Stephen Hawking hopes to travel to space aboard Richard Branson's Virgin Galactic.

In an interview, which is scheduled to air Monday, the 75-year-old leading physicist and cosmologist said he hadn't expected that he would have the opportunity to travel into space but that he eagerly accepted Branson's offer of a seat on the Virgin Galactic, which was licensed last year to fly tourists into space.

He told the TV show Good Morning Britain: "I can tell you what will make me happy, to travel in space. I thought no one would take me but Richard Branson has offered me a seat on Virgin Galactic, and I said yes immediately."

He also said that he was excited about the future of space exploration given Nasa's recent discovery of Trappist-1 exoplanets. He said although current technology hinders chances of humans travelling 39 lights years away to the Trappist-1 system, robotic nanocraft moving at "20% of the speed of light" may help further missions.

"These nanocraft weigh a few grams and would take about 240 years to reach their destination and send pictures back. It is feasible and is something that I am very excited about," he said.

On Brexit

Hawking also spoke about Brexit concerns, claiming that if the referendum decision has to be implemented, "it shouldn't be a hard Brexit as the right wing of the Conservative Party want". He warned that leaving Europe "threatens Britain's status as a world leader in science and innovation".

The Cambridge scientist added: "That would leave us isolated and inward-looking," he said. "Instead, we should retain as many links as possible with Europe and the rest of the world, particularly China."

He also predicted that Labour, which he backed during the 2015 election and would continue to support, would not win the next election under Jeremy Corbyn. "I don't believe there will be much chance of Labour winning an election under him. He doesn't come across as a strong leader, and he allowed the media to portray him as a leftwing extremist, which he's not," Hawking said. "It's no good having the right principles if you never get in power."

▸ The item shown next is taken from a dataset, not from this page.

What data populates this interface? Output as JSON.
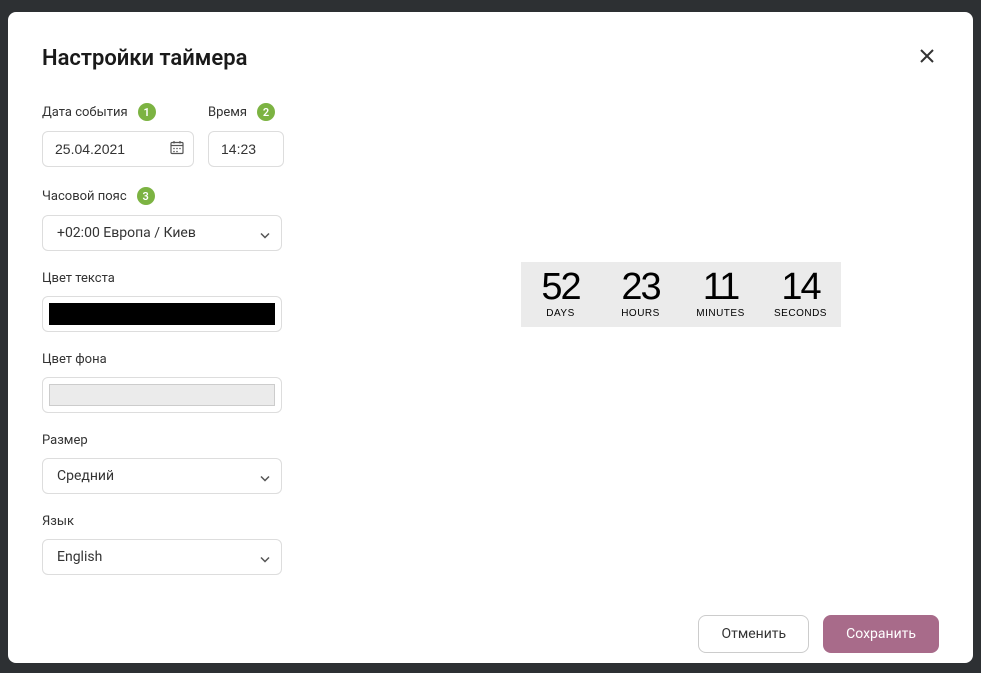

stephen hawking
Physicist Stephen Hawking exits the stage during an announcement of the Breakthrough Starshot initiative with investor Yuri Milner in New York April 12, 2016 REUTERS/Lucas Jackson

Trump and America

Hawking also discussed fears about America's "definite swing to a rightwing" and the "more authoritarian approach" adopted by the new administration, adding that he fears he would not be welcome in the US.

"I would like to visit again and to talk to other scientists, but I fear that I may not be welcome."
He added: "Trump was elected by people who felt disenfranchised by the governing elite in a revolt against globalisation. His priority will be to satisfy his electorate, who are neither liberal nor that well informed."

Hawking also suggested that Trump replace Scott Pruitt as the EPA head to focus more on combating climate change.

"He should replace Scott Pruitt at the Environment Protection Agency," he said. "Climate change is one of the great dangers we face, and it's one we can prevent. It affects America badly, so tackling it should win votes for his second term. God forbid."

Hope for women's empowerment

Hawking also noted that the current "seismic shift" in gender equality, represented by the five most powerful people in Britain being women, indicated that there is hope for further empowerment of women in the future. He said the Queen, Prime Minister Theresa May, Scottish First Minister Nicola Sturgeon, Home Secretary Amber Rudd and Met Police Commissioner Cressida Dick were evidence that times have changed.

"I welcome these signs of women's liberation," Hawking said. "But there may still be a gap between those women achieving high public status and those in the private sector.

"It is not scientific proof of gender equality that is required, but general acceptance that women are at least the equals of men, or better. This is coming. If we factor in high-powered women in Europe as well, such as Angela Merkel, it seems we are witnessing a seismic shift for women to accede to high-level positions in politics and society.

"I have always supported women's rights. I moved the admission of women to my college, Gonville and Caius College, Cambridge. The results were wholly good."

The meaning of happiness and life

On the meaning of life and happiness, Professor Hawking said: "My three children have brought me great joy." When asked whether he had figured out the mystery of love, the scientist responded, "Thankfully, this is beyond human reasoning. And should remain so."